Big Al wrote:Quite simple, I used to live there. Not far from Eshowe. There and what was Rhodesia. All that really gets your colonial juices flowing, especially when the Afrikaners seemed to resent you because you were British! Truly
Sirius wrote:Big Al wrote:Quite simple, I used to live there. Not far from Eshowe. There and what was Rhodesia. All that really gets your colonial juices flowing, especially when the Afrikaners seemed to resent you because you were British! Truly
Indeed. Kitchener has a lot to answer for, no...? Even if you are an English-speaking South African, certain Afrikaners still resent you. The term is "Soutie" or "Soutpiel", literally translated into "saltydick" - the idea being that you have one foot in South Africa, one foot in England, and you have to stretch your legs so far to do this, your wiggly bits hang into the Atlantic. And if you are an actual Brit... well then, its open season. When I was growing up in the 1980's, the rugby match between the English-medium school and the Afrikaans-medium school was known as "the Boer War".

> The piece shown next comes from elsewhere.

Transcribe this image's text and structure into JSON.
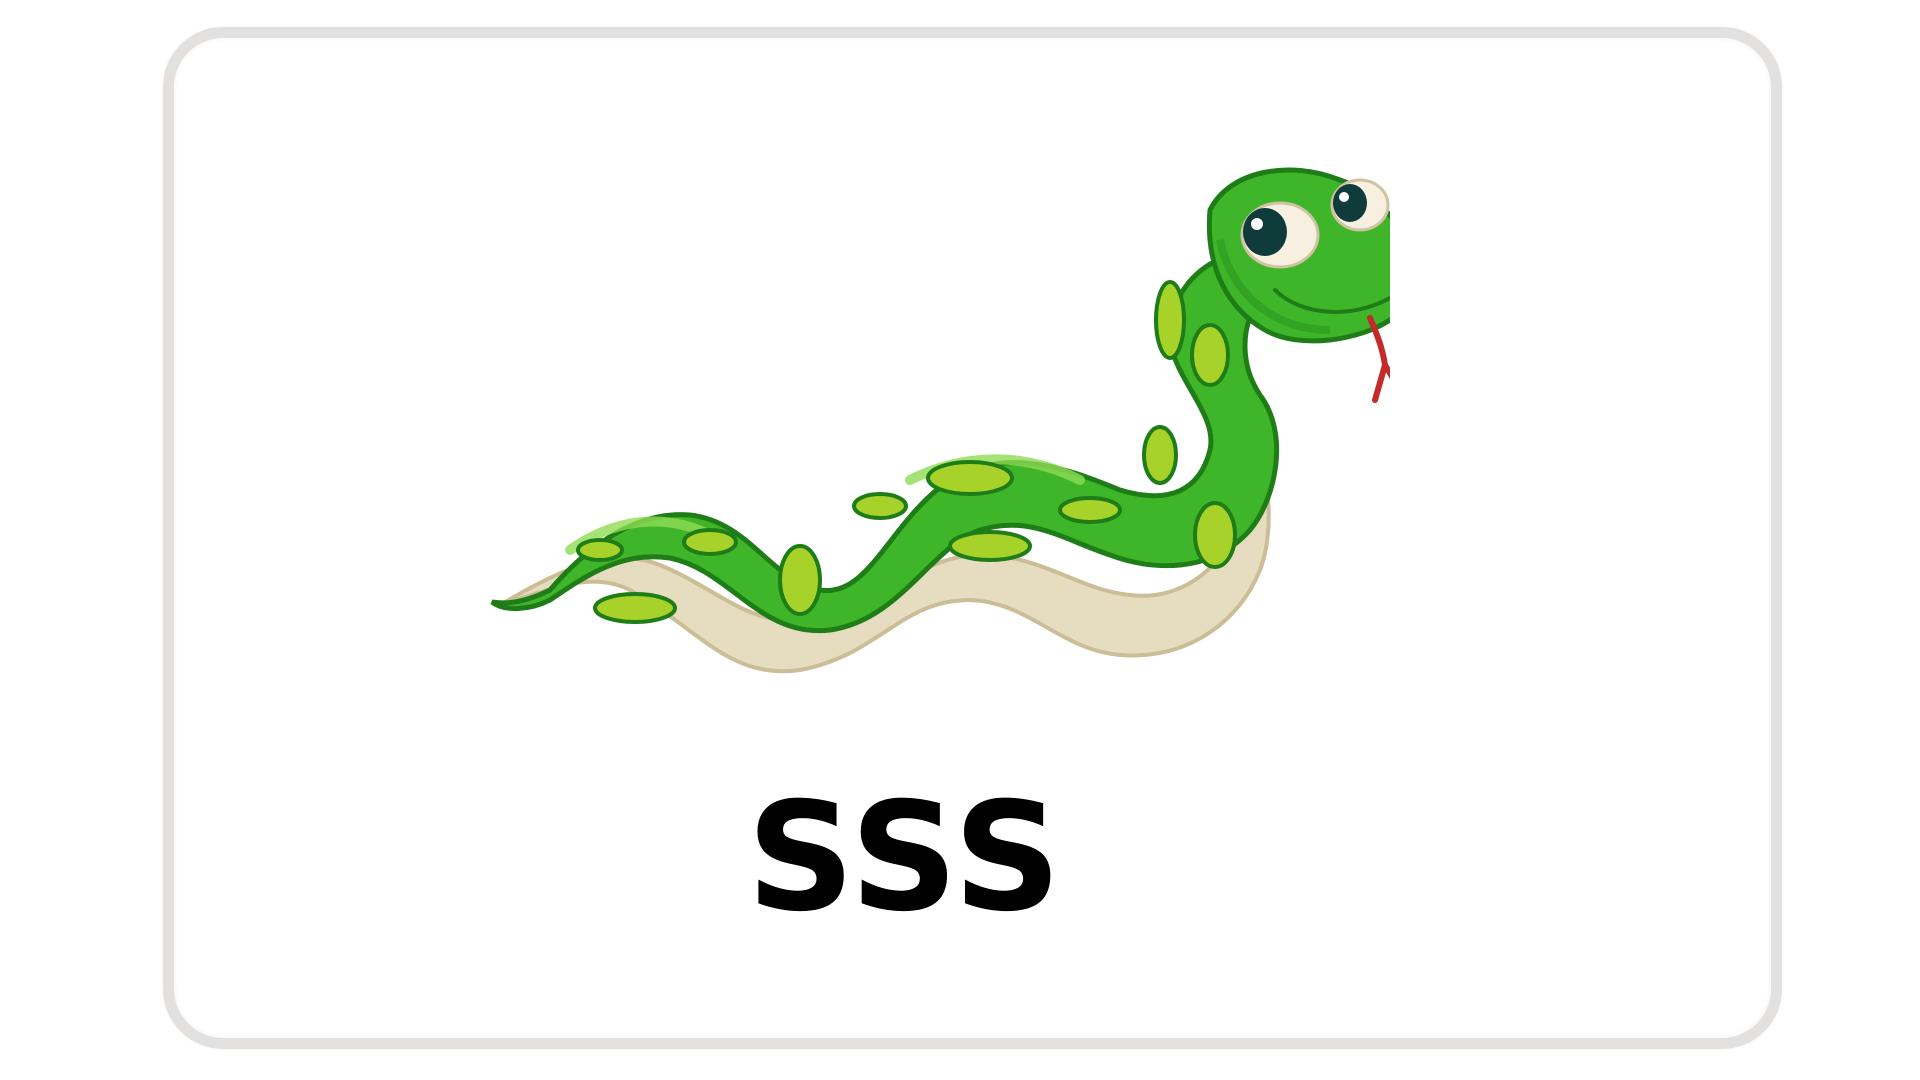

Back to the OP... also quite simple for me, too. Grew up in KZN. Walked the battlefields as part of our history education, was part of a school military archeology group that mapped and researched lesser-known fortifications, gravesites and such. Our school crest was a crossed assegaai and rifle, the school motto, a call to arms. The history of the war seemed raw and real to me, even after more than a century.
Have never seen the movie Zulu.
Big Al wrote:Which school, Sirius? I was at Empangeni. We put a rugby team together that was made up of English speaking footballers. This included Italians as well. We beat every team in the school and all those in the school league, but we weren't allowed to play the first team. It was the best in Natal and had a cup final to play in. When we met them, they trounced us but had a lot of respect for us afterwards because we made a game of it for them. They also appreciated that we weren't rugby players and it was the only time we'd played together.
Looking back, it was a great time even if the Bush War was going on during my time in Rhodesia. I lost some friends in that conflict and think of them regularly!
Users browsing this forum: No registered users and 0 guests